    One treated and one control plant, even one treated and one control plot of plants, would not be sufficient for a good test. Biological systems are complex. Grow 10 tomato plants under exactly the same conditions and some will grow a little more, some a little less than the others. With too few test plants, natural variations in plant growth might overwhelm variation due to a treatment. With enough plants to even out and offer a measure of natural variations in, say, plant growth, effects of a treatment are better parsed out.
    And finally, randomization is needed to even out any effects of, say, location. Perhaps one side of a plot is more windy, or the soil is slightly different, or there’s a bit more sunlight. Rather than have all the treated plants cozied together growing better or worse because of this added effect, even out these effects by randomizing the location of treated and control plants.
    Now you’ve got an experiment. Using a few arithmetic formulas or, these days, a computer program, you plug in the numbers and come up with a probability of an effect of the treatment. In agriculture, a 90% or 95% probability is usually considered sufficient. You can then answer “yea” or “nay” to the hypothesized question, in this example, “Does compost tea prevent powdery mildew of squash plants?” with a 90% or 95% confidence level

Okay, I’ll Try It

    I have a friend who is a big proponent of compost tea. Finally, he convinced me to give it a try but only after I made him agree to supply me with a brewer, some compost, and explicit instructions, just to avoid his finding excuses for failure of the tea treatment.
    A red flag went up when he advised me not to use it in my vegetable garden because it was “too organic.” I ended up, on his suggestion, spraying a few strips down my lawn and parts of some bean rows on a friend’s farms.
    This admittedly nonscientific test conclusively showed no benefit at all from the tea.

Snake Oil, Mostly

    So what’s the scientific verdict on compost tea? The answer is not so simple, in part because it depends whether the reference is to traditional compost tea or ACT, the kind of plant, the compost ingredients, how long the tea is brewed, how often tea is applied, etc.

Spreading compost, letting rain make the "tea."

Spreading compost, letting rain make the “tea.”

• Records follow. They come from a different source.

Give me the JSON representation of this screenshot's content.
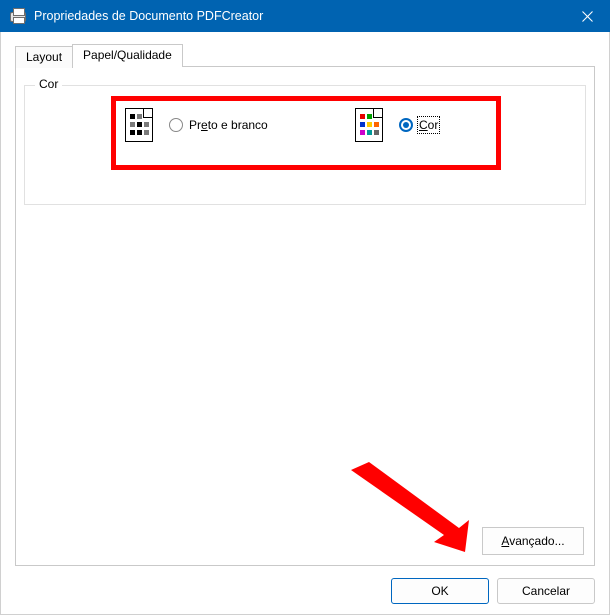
{
  "window": {
    "title": "Propriedades de Documento PDFCreator"
  },
  "tabs": {
    "layout": "Layout",
    "paper_quality": "Papel/Qualidade"
  },
  "group": {
    "legend": "Cor"
  },
  "options": {
    "bw_label_pre": "Pr",
    "bw_label_u": "e",
    "bw_label_post": "to e branco",
    "color_label_u": "C",
    "color_label_post": "or"
  },
  "buttons": {
    "advanced_u": "A",
    "advanced_rest": "vançado...",
    "ok": "OK",
    "cancel": "Cancelar"
  },
  "colors": {
    "accent": "#0067C0",
    "annotation": "#ff0000"
  }
}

   Good experiments have been performed, from which the following general conclusions can be made: 1) ACT  is not reliably beneficial (and often has a negative effect or spreads human pathogens such as Salmonella); 2) Traditional compost tea has been shown to be often but only mildly beneficial for root diseases; 3) If sufficiently, but not too, dilute, either ACT or traditional compost tea can supply nutrients to feed plants.
    My pea plants succumb early every summer to some root disease, possibly fusarium. I am tempted to drench the soil for the peas with traditional compost tea. Perhaps I’ll even set it up as a crude experiment, keeping in the back of my mind the admonition of Charles Dudley Warner (My summer in A Garden, 1871), “I have seen gardens which were all experiment, given over to every new thing, and which produced little or nothing to the owners, except the pleasure of expectation.”
    Mostly, though, I’ll continue to do what I’ve been doing, spreading compost on top of the ground and letting rainwater make the tea.